that is more about mimicry than tangible lessons that can be understood, experimented
with and controlled. French, the language itself, is also seen to be as more feminine than
other more masculine languages like German and Latin. There are a few proposals to
combat the issue of gender imbalance in a FSL class. The first is to have more male
French teachers in the class as role models and advocates for French language. The
second is to make French a more applicable skill in a workforce. The article is fascinating
realization that there is still gender inequality even in this day and age in schools.
Ortega, L. (2009). Understanding second language acquisition. London: Hodder
Summary: This fascinating book aids the teacher with how SLA is realized in both an
academic setting and with real life examples. As many second language classes have
always taught students with their first language as a benchmark, Ortega takes the stance
that language doesnt have to be taught solely in a classroom, but also in other fields
including linguistics, psychology and child development. The book is an invaluable
source of information that delves into the heart of L1, L2, and multilingual pathways in
all their complexities and pitfalls. If the French teacher can understand the cognitive
reaches of their individual learners in all of their expressive and academic ways, then the
root to language teaching success lies in the metacognitive, social and affective learning.
Despite its density, the book should be studied and analyzed further in order to fully
digest what motivates a language learner and what kind of categorical language learner
they are and can become.
Peterson, E., & Coltrane, B. (2003, December). Culture in Second Language
Teaching. Online Resources: Digests.
Summary: This article talks about the importance of culture in language teaching. While
focusing on linguistic forms in order to understand a language, culture should be taught

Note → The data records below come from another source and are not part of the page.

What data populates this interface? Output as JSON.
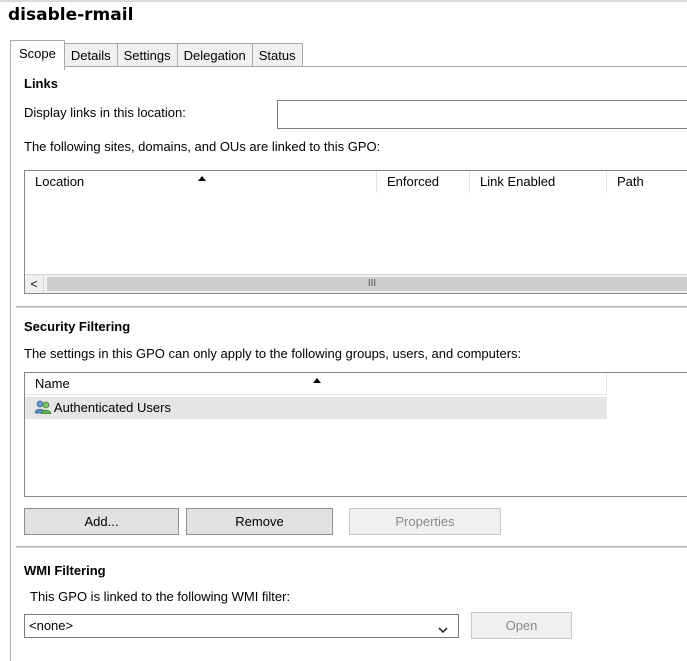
{
  "gpo_title": "disable-rmail",
  "tabs": [
    {
      "label": "Scope",
      "active": true
    },
    {
      "label": "Details",
      "active": false
    },
    {
      "label": "Settings",
      "active": false
    },
    {
      "label": "Delegation",
      "active": false
    },
    {
      "label": "Status",
      "active": false
    }
  ],
  "links": {
    "heading": "Links",
    "display_label": "Display links in this location:",
    "display_value": "",
    "list_caption": "The following sites, domains, and OUs are linked to this GPO:",
    "columns": [
      "Location",
      "Enforced",
      "Link Enabled",
      "Path"
    ],
    "scroll_left_glyph": "<",
    "scroll_thumb_glyph": "III"
  },
  "security_filtering": {
    "heading": "Security Filtering",
    "caption": "The settings in this GPO can only apply to the following groups, users, and computers:",
    "column": "Name",
    "rows": [
      {
        "name": "Authenticated Users",
        "icon": "user-group-icon"
      }
    ],
    "buttons": {
      "add": "Add...",
      "remove": "Remove",
      "properties": "Properties"
    }
  },
  "wmi_filtering": {
    "heading": "WMI Filtering",
    "caption": "This GPO is linked to the following WMI filter:",
    "selected": "<none>",
    "open_button": "Open"
  },
  "colors": {
    "selected_row": "#e5e5e5",
    "button_face": "#e1e1e1",
    "disabled_text": "#8a8a8a"
  }
}
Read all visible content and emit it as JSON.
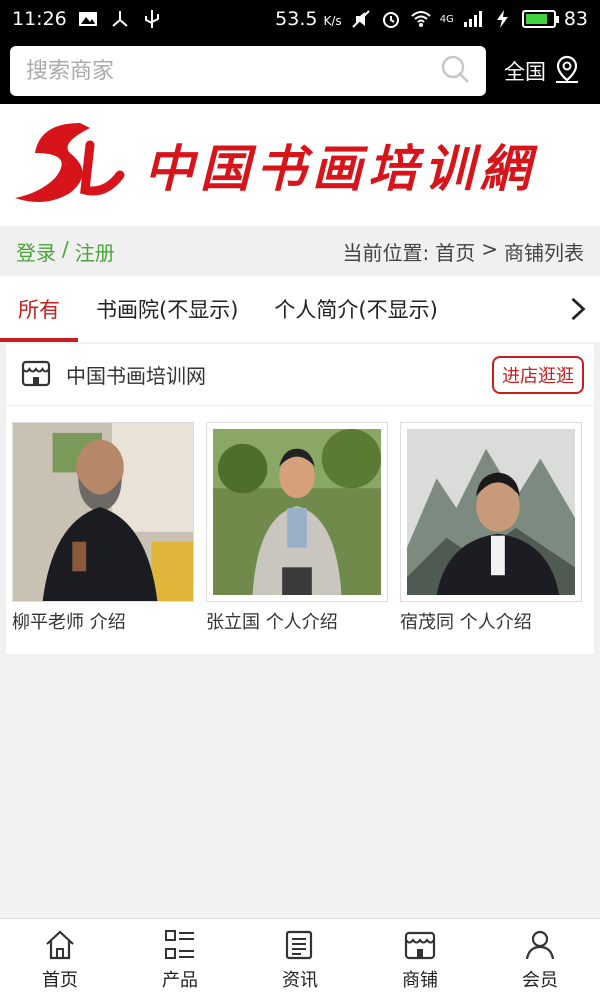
{
  "status_bar": {
    "time": "11:26",
    "speed": "53.5",
    "speed_unit": "K/s",
    "network": "4G",
    "battery": "83",
    "battery_level": 0.83
  },
  "search": {
    "placeholder": "搜索商家",
    "region_label": "全国"
  },
  "banner": {
    "logo_text": "SL",
    "title": "中国书画培训網"
  },
  "breadcrumb_row": {
    "login": "登录",
    "separator": "/",
    "register": "注册",
    "location_label": "当前位置:",
    "home": "首页",
    "arrow": ">",
    "current": "商铺列表"
  },
  "tabs": [
    {
      "label": "所有",
      "active": true
    },
    {
      "label": "书画院(不显示)",
      "active": false
    },
    {
      "label": "个人简介(不显示)",
      "active": false
    }
  ],
  "shop": {
    "name": "中国书画培训网",
    "enter_label": "进店逛逛",
    "items": [
      {
        "caption": "柳平老师 介绍"
      },
      {
        "caption": "张立国 个人介绍"
      },
      {
        "caption": "宿茂同 个人介绍"
      }
    ]
  },
  "bottom_nav": [
    {
      "label": "首页",
      "icon": "home-icon"
    },
    {
      "label": "产品",
      "icon": "list-icon"
    },
    {
      "label": "资讯",
      "icon": "news-icon"
    },
    {
      "label": "商铺",
      "icon": "store-icon"
    },
    {
      "label": "会员",
      "icon": "user-icon"
    }
  ],
  "colors": {
    "accent_red": "#c51f1f",
    "brand_red": "#d7141a",
    "login_green": "#4aa53a"
  }
}
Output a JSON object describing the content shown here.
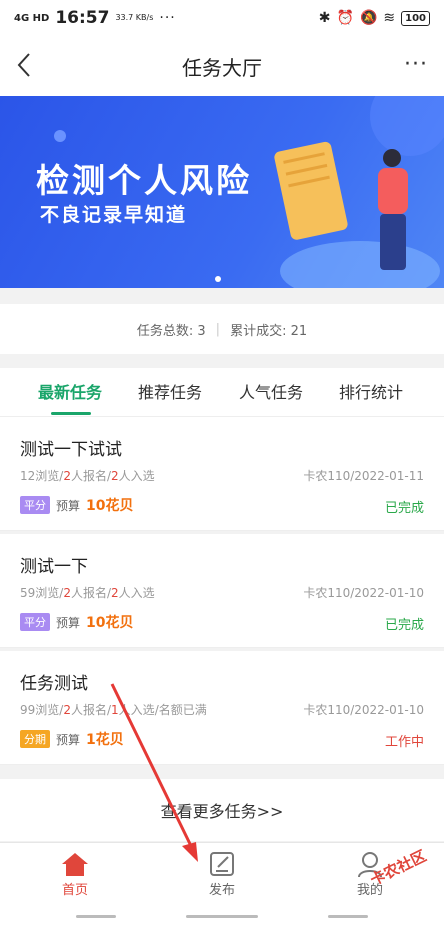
{
  "status_bar": {
    "signal": "4G HD",
    "time": "16:57",
    "speed": "33.7 KB/s",
    "dots": "···",
    "battery": "100"
  },
  "header": {
    "title": "任务大厅",
    "more_label": "···"
  },
  "banner": {
    "headline": "检测个人风险",
    "subline": "不良记录早知道"
  },
  "stats": {
    "total_label": "任务总数:",
    "total_value": "3",
    "sep": "|",
    "deals_label": "累计成交:",
    "deals_value": "21"
  },
  "tabs": [
    "最新任务",
    "推荐任务",
    "人气任务",
    "排行统计"
  ],
  "tasks": [
    {
      "title": "测试一下试试",
      "views": "12浏览",
      "signups": "2",
      "signups_suffix": "人报名",
      "selected": "2",
      "selected_suffix": "人入选",
      "extra": "",
      "author_date": "卡农110/2022-01-11",
      "badge": "平分",
      "badge_color": "#a98bf2",
      "budget_label": "预算",
      "budget": "10花贝",
      "status": "已完成",
      "status_color": "#2aa84a"
    },
    {
      "title": "测试一下",
      "views": "59浏览",
      "signups": "2",
      "signups_suffix": "人报名",
      "selected": "2",
      "selected_suffix": "人入选",
      "extra": "",
      "author_date": "卡农110/2022-01-10",
      "badge": "平分",
      "badge_color": "#a98bf2",
      "budget_label": "预算",
      "budget": "10花贝",
      "status": "已完成",
      "status_color": "#2aa84a"
    },
    {
      "title": "任务测试",
      "views": "99浏览",
      "signups": "2",
      "signups_suffix": "人报名",
      "selected": "1",
      "selected_suffix": "人入选",
      "extra": "/名额已满",
      "author_date": "卡农110/2022-01-10",
      "badge": "分期",
      "badge_color": "#f5a623",
      "budget_label": "预算",
      "budget": "1花贝",
      "status": "工作中",
      "status_color": "#e0463b"
    }
  ],
  "more_tasks": "查看更多任务>>",
  "tabbar": {
    "home": "首页",
    "publish": "发布",
    "me": "我的"
  },
  "watermark": "卡农社区",
  "colors": {
    "accent": "#1aa56a",
    "banner": "#2b55e8",
    "price": "#f2700e",
    "red": "#e0463b"
  }
}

alongside the linguistic acquisition of a language so that a student knows how to address
a person whos L1 language is the one they are learning. Having culture taught without
preconceptions will help the student understand the content of a class while also gaining

insight to a culture that is foreign and not fully understood. The article emphasizes that it
is important for the student to apply the cultural norm to their own worldview so that they
can successfully learn a new culture while making their own new assumptions from what
the teacher has taught the student about the cultural differences in question. Cultural
artifacts that can be brought into the classroom can be authentic materials like photos or
magazines; proverbs in the target language and role play of greetings and general
language use in a familiar place like a restaurant or a post office.
Terrell, T. D. (1991). The role of grammar instruction in a communicative
approach. The Modern Language Journal, 75(1), 52-63.
Summary: This article is focused mainly on the importance of grammar in SLA but is still
not the most important aspect when learning a language. An important fact to note
relating to the piece is that formal teaching is more successful than informal learning. The
student can learn grammar by applying their own L1 skills to a new language and as they
form their own patterns, the instructor can help guide the student to proper grammar
usage. The article does stress that in reading and written language acquisition, there is a
very positive benefit to formal grammatical rule teaching in the classroom, but not in
conversational skills or oral skills. In order to be improvisational in L2 learning, it is
imperative that the student needs to find his or her own patterns, recognition and comfort
in language in order to fully immerse themselves in the language. In conclusion, the
article stresses the importance of grammar in language skills, but it shouldnt be the sole
focus of language acquisition as a whole.